The Conference Board will post their Consumer Confidence Index (CCI) for December late Tuesday morning. This is a fairly important release because it measures consumer willingness to spend. If consumers are more confident about their personal financial and employment situations, they are more apt to make a large purchase in the near future. Since consumer spending makes up over two-thirds of the U.S. economy, any related data is watched closely by market participants and can affect mortgage rate direction. Current forecasts are calling for an increase in confidence from November’s reading of 90.4. Analysts are expecting Tuesday’s release to show a reading of 93.5, meaning consumers felt much better about their own financial situation than they did in November. The lower the reading, the better the news it is for bonds and mortgage pricing.
We also have Treasury auctions scheduled the first three days of the week. The two that are most likely to influence mortgage rates are Tuesday’s 5-year and Wednesday’s 7-year Note sales.
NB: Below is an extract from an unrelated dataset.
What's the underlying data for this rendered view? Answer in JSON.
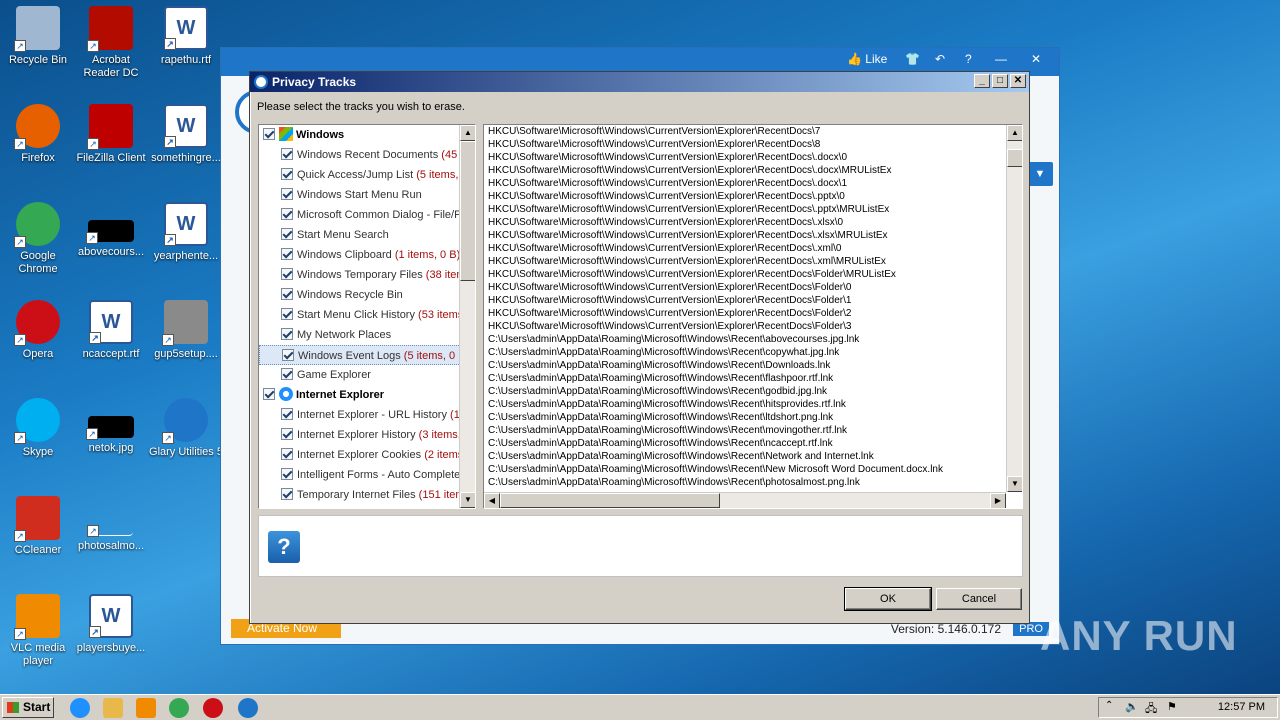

If those sales are met with a strong demand, bond prices may rise enough to lead to improvements in mortgage rates shortly after the results are posted. But a lackluster investor demand may create bond selling and upward revisions to mortgage rates Tuesday and/or Wednesday. Results will be announced at 1:00 PM each day, so any reaction will come during early afternoon trading.
The bond market will close at 2:00 PM ET Thursday ahead of the New Year’s Day holiday, but the stock markets are scheduled to be open for a full day of trading. All banks and major U.S. financial markets will be closed Friday for the holiday and will reopen Monday morning for regular hours. As a result of the holiday schedule, we should see another round of lighter than normal trading a couple days. Therefore, don’t be surprised to see larger moves in bonds with little apparent reason. I would be more concerned with bond losses early in the week than any that may come later in the week.
Overall, I am expecting to see Tuesday be the most active day for mortgage rates, although I don’t see much to be worried about in this week’s calendar. It is difficult to label any day as the calmest because even tomorrow that doesn’t have anything scheduled to be posted could also be relatively busy following last week’s light holiday trading. Accordingly, please maintain contact with your mortgage professional if still floating an interest rate and closing in the near future.